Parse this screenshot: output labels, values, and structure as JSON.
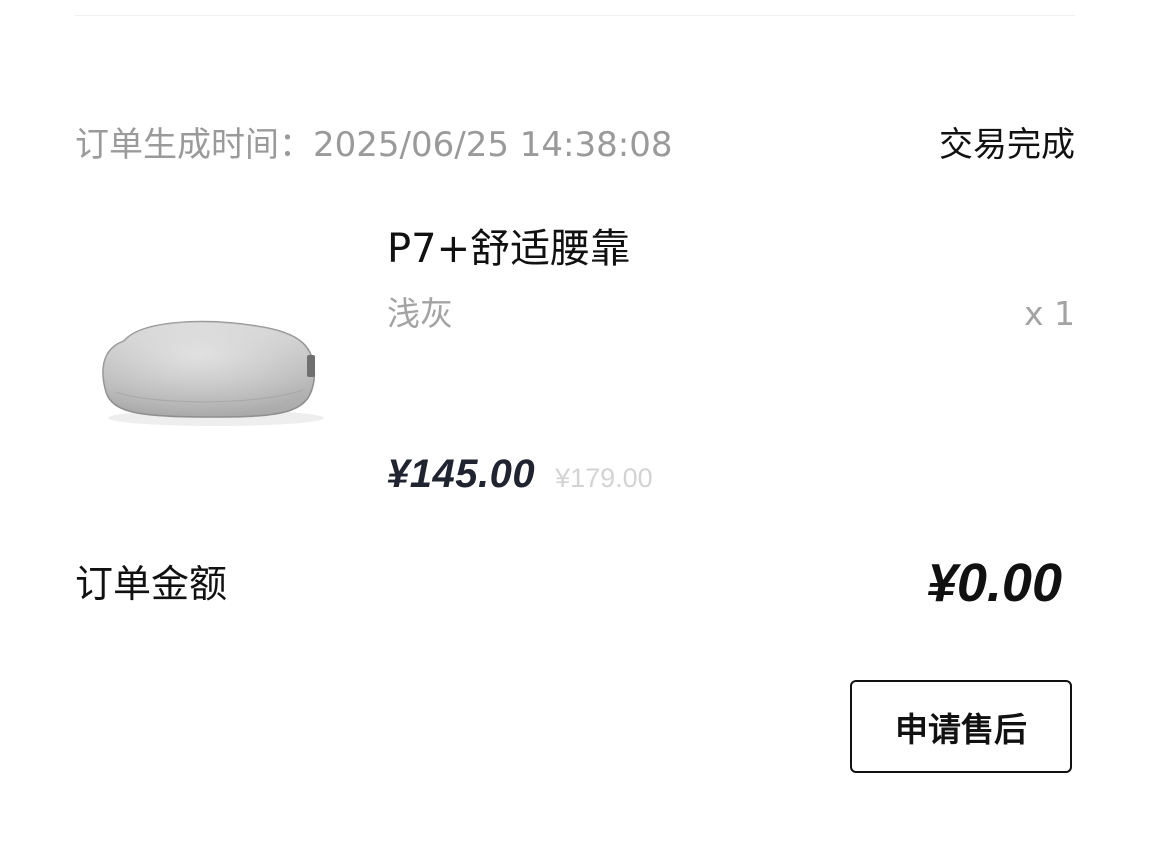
{
  "order": {
    "time_label": "订单生成时间：2025/06/25 14:38:08",
    "status": "交易完成"
  },
  "product": {
    "name": "P7+舒适腰靠",
    "variant": "浅灰",
    "quantity": "x 1",
    "sale_price": "¥145.00",
    "original_price": "¥179.00",
    "image_icon": "lumbar-pillow-image"
  },
  "summary": {
    "total_label": "订单金额",
    "total_value": "¥0.00"
  },
  "actions": {
    "after_sale_label": "申请售后"
  },
  "colors": {
    "primary_text": "#111111",
    "secondary_text": "#9a9a9a",
    "muted_price": "#d3d3d3",
    "price_text": "#1f2430",
    "button_border": "#111111"
  }
}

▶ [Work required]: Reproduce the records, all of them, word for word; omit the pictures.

▶ [Answer for the task]:
Parse this screenshot: output labels, values, and structure as JSON.
{
  "order": {
    "time_label": "订单生成时间：2025/06/25 14:38:08",
    "status": "交易完成"
  },
  "product": {
    "name": "P7+舒适腰靠",
    "variant": "浅灰",
    "quantity": "x 1",
    "sale_price": "¥145.00",
    "original_price": "¥179.00",
    "image_icon": "lumbar-pillow-image"
  },
  "summary": {
    "total_label": "订单金额",
    "total_value": "¥0.00"
  },
  "actions": {
    "after_sale_label": "申请售后"
  },
  "colors": {
    "primary_text": "#111111",
    "secondary_text": "#9a9a9a",
    "muted_price": "#d3d3d3",
    "price_text": "#1f2430",
    "button_border": "#111111"
  }
}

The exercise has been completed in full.